What You Need To Know:
(SS) Several fornication scenes, but no nudity.
Flaubert’s masterpiece, MADAME BOVARY, comes to the screen in soft, muted colors, reminiscent of an impressionistic painting. However, the delicate cinematography and the charming mid-nineteenth century French countryside near Rouen, belie the terrible deceit of adultery on which the story is based.
Shortly after the movie opens, a widowed country doctor, Charles Bovary, meets a considerably younger woman. Following a brief courtship, they marry.
Receiving her education in a convent school, Madame Bovary has fed her mind on the sentimental, romantic ideas prevailing in such places at that time. Thus, she has definite ideas as to the characteristics she desires in a man. Among such characteristics are someone poetic and dreamy who will continually acclaim her. Also, she wants someone who is extraordinary, not given to the mundane in life.
A short time after the marriage, Madame Bovary senses that she is trapped and becomes increasingly bored. To remedy her boredom, she takes on a lover at a nobleman’s ball. This proves to be a turning point in her uneventful life. However, her relationship with the lover, Leon Dupuis, a law clerk, goes unconsummated at that time, and he leaves Yonville to start a new life in Paris.
Emma Bovary’s next lover is a stranger to Yonville, Rodolphe Boulanger, who cleverly tells her of his love (although he is an accomplished philanderer) only to become increasingly indifferent to her as he wearies of her. In an attempt to hold Rodolphe, Emma purchases many new outfits from a local draper (tailor) on credit.
Her denouement comes when the draper arrives to collect his bill. Of course, Doctor Bovary knows nothing of her debt, and Emma goes to each of her lovers (by this time she and Leon have committed fornication on numerous occasions as she travels to Paris to see him). Both lovers, although they profess a willingness to help her, fail to help in her time of need.
In the end, Madame Bovary, sensing the complete ruin of both her and her husband, resorts to taking arsenic and dies a horrible death. Her husband, who loves her devotedly, dies a short time later after discovering a collection of numerous love letters to Emma from Leon and Rodolphe. He also comes to realize his complete indebtedness and inability to pay off his creditors as a result of his wife’s extravagance. Their little girl is left an orphan with a pittance of twelve francs as her legacy. The Bovary tragedy is complete.
MADAME BOVARY is considered Flaubert’s masterpiece, and the movie with its superb acting and subtleties does the author’s work justice. Flaubert’s genius lay in his infinite capacity for careful attention to details, and MADAME BOVARY, so exact in its characterizations, so vivid in its setting, so convincing in its plot, is ample testimony of the realism of his work.

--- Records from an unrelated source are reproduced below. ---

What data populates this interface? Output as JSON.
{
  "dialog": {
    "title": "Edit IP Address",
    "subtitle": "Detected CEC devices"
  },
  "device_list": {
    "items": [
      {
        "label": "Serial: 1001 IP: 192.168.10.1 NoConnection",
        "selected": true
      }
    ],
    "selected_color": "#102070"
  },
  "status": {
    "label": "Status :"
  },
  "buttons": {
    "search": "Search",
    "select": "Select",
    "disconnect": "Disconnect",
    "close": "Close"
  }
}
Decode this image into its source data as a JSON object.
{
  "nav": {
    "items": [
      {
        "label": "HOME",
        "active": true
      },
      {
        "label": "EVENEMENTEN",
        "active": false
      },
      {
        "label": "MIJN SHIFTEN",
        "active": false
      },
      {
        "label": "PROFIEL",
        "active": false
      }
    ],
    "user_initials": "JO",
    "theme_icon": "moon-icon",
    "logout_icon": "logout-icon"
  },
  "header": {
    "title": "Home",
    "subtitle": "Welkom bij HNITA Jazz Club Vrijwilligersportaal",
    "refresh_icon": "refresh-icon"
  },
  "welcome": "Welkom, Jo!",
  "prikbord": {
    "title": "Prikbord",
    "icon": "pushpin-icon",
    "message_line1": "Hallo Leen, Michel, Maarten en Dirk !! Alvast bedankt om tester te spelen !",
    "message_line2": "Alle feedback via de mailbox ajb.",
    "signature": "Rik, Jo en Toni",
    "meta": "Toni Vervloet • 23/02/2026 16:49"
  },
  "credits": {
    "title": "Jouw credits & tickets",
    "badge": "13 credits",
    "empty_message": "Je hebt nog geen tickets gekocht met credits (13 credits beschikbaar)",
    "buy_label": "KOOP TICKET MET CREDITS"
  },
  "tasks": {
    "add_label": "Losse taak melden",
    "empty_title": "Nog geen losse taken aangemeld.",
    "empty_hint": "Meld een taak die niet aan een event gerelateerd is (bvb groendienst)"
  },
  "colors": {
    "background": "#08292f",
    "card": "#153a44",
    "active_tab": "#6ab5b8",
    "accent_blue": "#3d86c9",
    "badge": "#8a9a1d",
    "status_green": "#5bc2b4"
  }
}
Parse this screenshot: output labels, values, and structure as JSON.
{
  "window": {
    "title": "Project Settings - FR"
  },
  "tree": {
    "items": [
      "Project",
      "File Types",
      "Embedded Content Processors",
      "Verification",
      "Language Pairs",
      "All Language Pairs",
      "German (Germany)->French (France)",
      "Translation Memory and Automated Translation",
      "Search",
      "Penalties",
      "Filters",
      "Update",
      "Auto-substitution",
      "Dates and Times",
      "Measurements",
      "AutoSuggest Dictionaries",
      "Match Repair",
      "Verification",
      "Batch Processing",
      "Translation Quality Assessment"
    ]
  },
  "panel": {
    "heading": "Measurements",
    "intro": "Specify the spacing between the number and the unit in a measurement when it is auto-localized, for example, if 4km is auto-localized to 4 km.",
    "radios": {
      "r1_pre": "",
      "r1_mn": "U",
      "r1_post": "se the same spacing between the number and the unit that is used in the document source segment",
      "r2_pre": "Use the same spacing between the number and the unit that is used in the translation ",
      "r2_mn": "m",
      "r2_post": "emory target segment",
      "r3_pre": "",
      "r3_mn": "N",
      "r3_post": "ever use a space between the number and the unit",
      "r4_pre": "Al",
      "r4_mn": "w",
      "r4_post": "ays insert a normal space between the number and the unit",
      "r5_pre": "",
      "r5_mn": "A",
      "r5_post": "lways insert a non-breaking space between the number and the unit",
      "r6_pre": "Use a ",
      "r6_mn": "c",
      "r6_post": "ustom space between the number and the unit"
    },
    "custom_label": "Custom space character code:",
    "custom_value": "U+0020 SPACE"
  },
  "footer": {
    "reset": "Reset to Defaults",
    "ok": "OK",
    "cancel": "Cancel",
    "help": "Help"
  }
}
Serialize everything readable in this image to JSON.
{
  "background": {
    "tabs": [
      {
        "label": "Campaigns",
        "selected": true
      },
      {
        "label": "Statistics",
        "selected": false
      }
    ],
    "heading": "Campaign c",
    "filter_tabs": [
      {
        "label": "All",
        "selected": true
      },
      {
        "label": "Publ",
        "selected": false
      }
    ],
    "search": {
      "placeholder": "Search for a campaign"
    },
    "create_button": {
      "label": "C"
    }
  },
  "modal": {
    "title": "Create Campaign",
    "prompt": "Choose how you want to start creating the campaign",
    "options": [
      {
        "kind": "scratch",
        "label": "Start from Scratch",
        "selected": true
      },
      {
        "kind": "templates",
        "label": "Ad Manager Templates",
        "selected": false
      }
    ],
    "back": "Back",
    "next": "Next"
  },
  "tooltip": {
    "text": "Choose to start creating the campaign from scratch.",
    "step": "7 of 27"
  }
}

This novel was one of the first of its type to come out of France, and its truth shocked contemporary readers. Condemned on the one hand for picturing the life of a romantic adulteress, he was acclaimed on the other for the honesty and skill with which he handled his subject.
Flaubert does not permit Emma Bovary to escape the tragedy which she brings upon herself. In fact, while she finds diversion from the monotony of her life, she nevertheless finds it at the loss of her own self-respect. And even though the truth in the story of MADAME BOVARY is universal and challenging: lusting and coveting after that which is not lawfully hers, Madame Bovary bears out, in the final analysis, the results of a life of sin and deceit: “Be sure your sin will find you out” (Numbers 32:23).